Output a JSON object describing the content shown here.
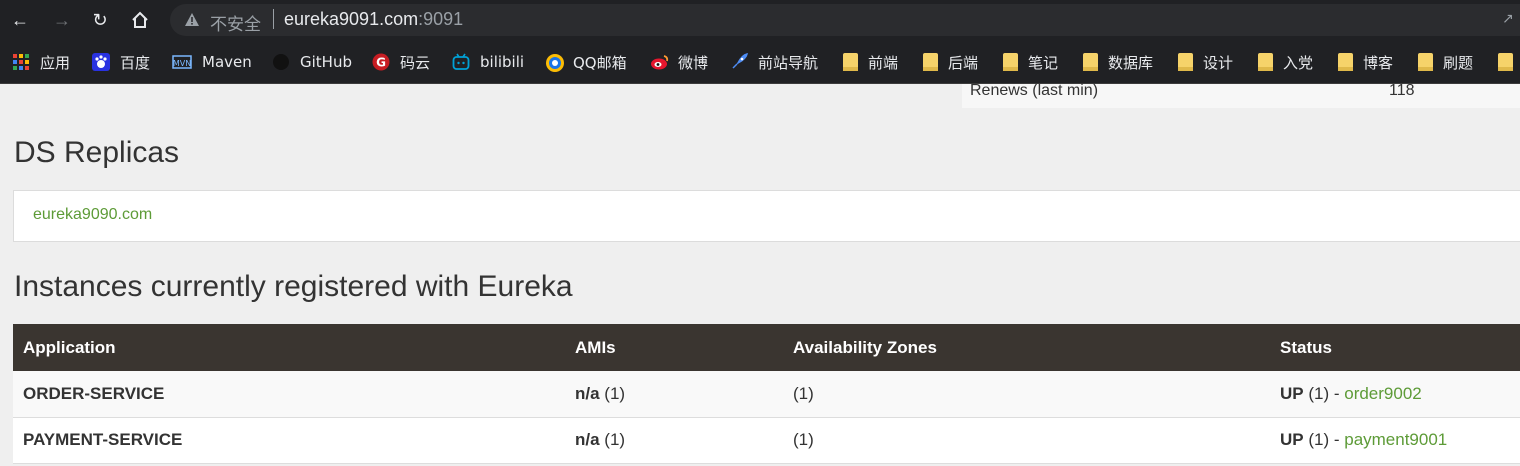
{
  "browser": {
    "insecure_label": "不安全",
    "url_host": "eureka9091.com",
    "url_port": ":9091"
  },
  "bookmarks": [
    {
      "label": "应用",
      "icon": "apps-grid-icon"
    },
    {
      "label": "百度",
      "icon": "baidu-icon"
    },
    {
      "label": "Maven",
      "icon": "maven-icon"
    },
    {
      "label": "GitHub",
      "icon": "github-icon"
    },
    {
      "label": "码云",
      "icon": "gitee-icon"
    },
    {
      "label": "bilibili",
      "icon": "bilibili-icon"
    },
    {
      "label": "QQ邮箱",
      "icon": "qqmail-icon"
    },
    {
      "label": "微博",
      "icon": "weibo-icon"
    },
    {
      "label": "前站导航",
      "icon": "rocket-icon"
    },
    {
      "label": "前端",
      "icon": "folder-icon"
    },
    {
      "label": "后端",
      "icon": "folder-icon"
    },
    {
      "label": "笔记",
      "icon": "folder-icon"
    },
    {
      "label": "数据库",
      "icon": "folder-icon"
    },
    {
      "label": "设计",
      "icon": "folder-icon"
    },
    {
      "label": "入党",
      "icon": "folder-icon"
    },
    {
      "label": "博客",
      "icon": "folder-icon"
    },
    {
      "label": "刷题",
      "icon": "folder-icon"
    }
  ],
  "stats": {
    "label": "Renews (last min)",
    "value": "118"
  },
  "ds_replicas": {
    "heading": "DS Replicas",
    "link": "eureka9090.com"
  },
  "instances": {
    "heading": "Instances currently registered with Eureka",
    "columns": [
      "Application",
      "AMIs",
      "Availability Zones",
      "Status"
    ],
    "rows": [
      {
        "application": "ORDER-SERVICE",
        "ami_bold": "n/a",
        "ami_count": " (1)",
        "zones": "(1)",
        "status_bold": "UP",
        "status_count": " (1) - ",
        "instance": "order9002"
      },
      {
        "application": "PAYMENT-SERVICE",
        "ami_bold": "n/a",
        "ami_count": " (1)",
        "zones": "(1)",
        "status_bold": "UP",
        "status_count": " (1) - ",
        "instance": "payment9001"
      }
    ]
  },
  "colors": {
    "link": "#5d9b37",
    "table_header": "#3a3530",
    "chrome": "#202124"
  }
}
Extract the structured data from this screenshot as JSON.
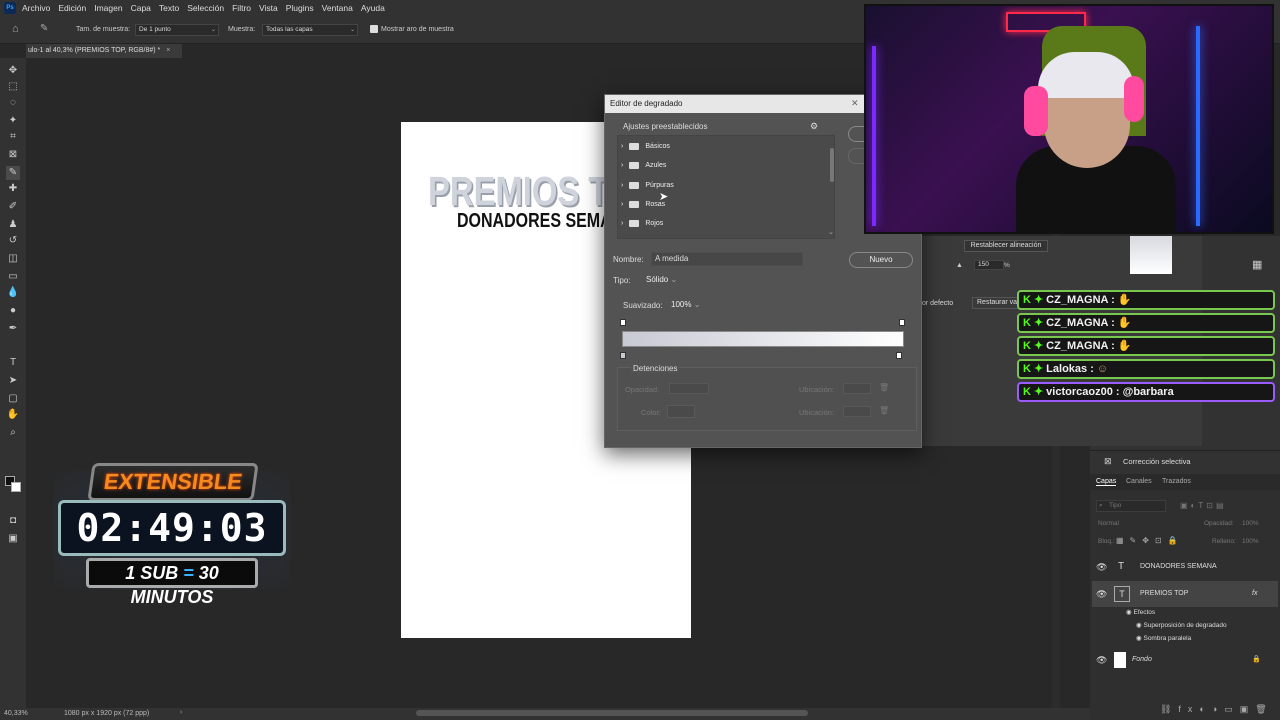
{
  "menubar": {
    "items": [
      "Archivo",
      "Edición",
      "Imagen",
      "Capa",
      "Texto",
      "Selección",
      "Filtro",
      "Vista",
      "Plugins",
      "Ventana",
      "Ayuda"
    ]
  },
  "options": {
    "sample_size_label": "Tam. de muestra:",
    "sample_size_value": "De 1 punto",
    "sample_label": "Muestra:",
    "sample_value": "Todas las capas",
    "show_ring_label": "Mostrar aro de muestra"
  },
  "document": {
    "tab_title": "ulo-1 al 40,3% (PREMIOS TOP, RGB/8#) *",
    "text_premios": "PREMIOS T",
    "text_donadores": "DONADORES SEMA"
  },
  "status": {
    "zoom": "40,33%",
    "size": "1080 px x 1920 px (72 ppp)"
  },
  "dialog": {
    "title": "Editor de degradado",
    "presets_label": "Ajustes preestablecidos",
    "folders": [
      "Básicos",
      "Azules",
      "Púrpuras",
      "Rosas",
      "Rojos"
    ],
    "name_label": "Nombre:",
    "name_value": "A medida",
    "new_button": "Nuevo",
    "type_label": "Tipo:",
    "type_value": "Sólido",
    "smooth_label": "Suavizado:",
    "smooth_value": "100%",
    "stops_label": "Detenciones",
    "opacity_label": "Opacidad:",
    "location_label": "Ubicación:",
    "color_label": "Color:",
    "location_label_2": "Ubicación:",
    "gradient_colors": [
      "#c8cad4",
      "#ffffff"
    ]
  },
  "behind_dialog": {
    "reset_align": "Restablecer alineación",
    "scale_value": "150",
    "scale_unit": "%",
    "default_label": "or defecto",
    "restore_label": "Restaurar val",
    "selective_correction": "Corrección selectiva"
  },
  "layers_panel": {
    "tabs": [
      "Capas",
      "Canales",
      "Trazados"
    ],
    "search_placeholder": "Tipo",
    "blend_mode": "Normal",
    "opacity_label": "Opacidad:",
    "opacity_value": "100%",
    "lock_label": "Bloq.:",
    "fill_label": "Relleno:",
    "fill_value": "100%",
    "layers": [
      {
        "name": "DONADORES SEMANA",
        "type": "text"
      },
      {
        "name": "PREMIOS TOP",
        "type": "text",
        "fx": "fx"
      },
      {
        "name": "Fondo",
        "type": "image"
      }
    ],
    "effects_label": "Efectos",
    "effects": [
      "Superposición de degradado",
      "Sombra paralela"
    ]
  },
  "chat": {
    "messages": [
      {
        "user": "CZ_MAGNA :",
        "text": ""
      },
      {
        "user": "CZ_MAGNA :",
        "text": ""
      },
      {
        "user": "CZ_MAGNA :",
        "text": ""
      },
      {
        "user": "Lalokas :",
        "text": ""
      },
      {
        "user": "victorcaoz00 :",
        "text": "@barbara"
      }
    ]
  },
  "timer": {
    "badge": "EXTENSIBLE",
    "time": "02:49:03",
    "sub_left": "1 SUB",
    "sub_eq": "=",
    "sub_right": "30 MINUTOS"
  }
}
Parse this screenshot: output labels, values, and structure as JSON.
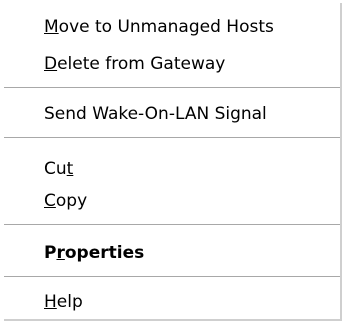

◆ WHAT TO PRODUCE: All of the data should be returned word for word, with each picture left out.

◆ TASK RESULT:
Output a JSON object describing the content shown here.
{
  "browser": {
    "insecure_label": "不安全",
    "url_host": "eureka9091.com",
    "url_port": ":9091"
  },
  "bookmarks": [
    {
      "label": "应用",
      "icon": "apps-grid-icon"
    },
    {
      "label": "百度",
      "icon": "baidu-icon"
    },
    {
      "label": "Maven",
      "icon": "maven-icon"
    },
    {
      "label": "GitHub",
      "icon": "github-icon"
    },
    {
      "label": "码云",
      "icon": "gitee-icon"
    },
    {
      "label": "bilibili",
      "icon": "bilibili-icon"
    },
    {
      "label": "QQ邮箱",
      "icon": "qqmail-icon"
    },
    {
      "label": "微博",
      "icon": "weibo-icon"
    },
    {
      "label": "前站导航",
      "icon": "rocket-icon"
    },
    {
      "label": "前端",
      "icon": "folder-icon"
    },
    {
      "label": "后端",
      "icon": "folder-icon"
    },
    {
      "label": "笔记",
      "icon": "folder-icon"
    },
    {
      "label": "数据库",
      "icon": "folder-icon"
    },
    {
      "label": "设计",
      "icon": "folder-icon"
    },
    {
      "label": "入党",
      "icon": "folder-icon"
    },
    {
      "label": "博客",
      "icon": "folder-icon"
    },
    {
      "label": "刷题",
      "icon": "folder-icon"
    }
  ],
  "stats": {
    "label": "Renews (last min)",
    "value": "118"
  },
  "ds_replicas": {
    "heading": "DS Replicas",
    "link": "eureka9090.com"
  },
  "instances": {
    "heading": "Instances currently registered with Eureka",
    "columns": [
      "Application",
      "AMIs",
      "Availability Zones",
      "Status"
    ],
    "rows": [
      {
        "application": "ORDER-SERVICE",
        "ami_bold": "n/a",
        "ami_count": " (1)",
        "zones": "(1)",
        "status_bold": "UP",
        "status_count": " (1) - ",
        "instance": "order9002"
      },
      {
        "application": "PAYMENT-SERVICE",
        "ami_bold": "n/a",
        "ami_count": " (1)",
        "zones": "(1)",
        "status_bold": "UP",
        "status_count": " (1) - ",
        "instance": "payment9001"
      }
    ]
  },
  "colors": {
    "link": "#5d9b37",
    "table_header": "#3a3530",
    "chrome": "#202124"
  }
}
Extract the structured data from this screenshot as JSON.
{
  "menubar": {
    "items": [
      "Archivo",
      "Edición",
      "Imagen",
      "Capa",
      "Texto",
      "Selección",
      "Filtro",
      "Vista",
      "Plugins",
      "Ventana",
      "Ayuda"
    ]
  },
  "options": {
    "sample_size_label": "Tam. de muestra:",
    "sample_size_value": "De 1 punto",
    "sample_label": "Muestra:",
    "sample_value": "Todas las capas",
    "show_ring_label": "Mostrar aro de muestra"
  },
  "document": {
    "tab_title": "ulo-1 al 40,3% (PREMIOS TOP, RGB/8#) *",
    "text_premios": "PREMIOS T",
    "text_donadores": "DONADORES SEMA"
  },
  "status": {
    "zoom": "40,33%",
    "size": "1080 px x 1920 px (72 ppp)"
  },
  "dialog": {
    "title": "Editor de degradado",
    "presets_label": "Ajustes preestablecidos",
    "folders": [
      "Básicos",
      "Azules",
      "Púrpuras",
      "Rosas",
      "Rojos"
    ],
    "name_label": "Nombre:",
    "name_value": "A medida",
    "new_button": "Nuevo",
    "type_label": "Tipo:",
    "type_value": "Sólido",
    "smooth_label": "Suavizado:",
    "smooth_value": "100%",
    "stops_label": "Detenciones",
    "opacity_label": "Opacidad:",
    "location_label": "Ubicación:",
    "color_label": "Color:",
    "location_label_2": "Ubicación:",
    "gradient_colors": [
      "#c8cad4",
      "#ffffff"
    ]
  },
  "behind_dialog": {
    "reset_align": "Restablecer alineación",
    "scale_value": "150",
    "scale_unit": "%",
    "default_label": "or defecto",
    "restore_label": "Restaurar val",
    "selective_correction": "Corrección selectiva"
  },
  "layers_panel": {
    "tabs": [
      "Capas",
      "Canales",
      "Trazados"
    ],
    "search_placeholder": "Tipo",
    "blend_mode": "Normal",
    "opacity_label": "Opacidad:",
    "opacity_value": "100%",
    "lock_label": "Bloq.:",
    "fill_label": "Relleno:",
    "fill_value": "100%",
    "layers": [
      {
        "name": "DONADORES SEMANA",
        "type": "text"
      },
      {
        "name": "PREMIOS TOP",
        "type": "text",
        "fx": "fx"
      },
      {
        "name": "Fondo",
        "type": "image"
      }
    ],
    "effects_label": "Efectos",
    "effects": [
      "Superposición de degradado",
      "Sombra paralela"
    ]
  },
  "chat": {
    "messages": [
      {
        "user": "CZ_MAGNA :",
        "text": ""
      },
      {
        "user": "CZ_MAGNA :",
        "text": ""
      },
      {
        "user": "CZ_MAGNA :",
        "text": ""
      },
      {
        "user": "Lalokas :",
        "text": ""
      },
      {
        "user": "victorcaoz00 :",
        "text": "@barbara"
      }
    ]
  },
  "timer": {
    "badge": "EXTENSIBLE",
    "time": "02:49:03",
    "sub_left": "1 SUB",
    "sub_eq": "=",
    "sub_right": "30 MINUTOS"
  }
}
Parse this screenshot: output labels, values, and structure as JSON.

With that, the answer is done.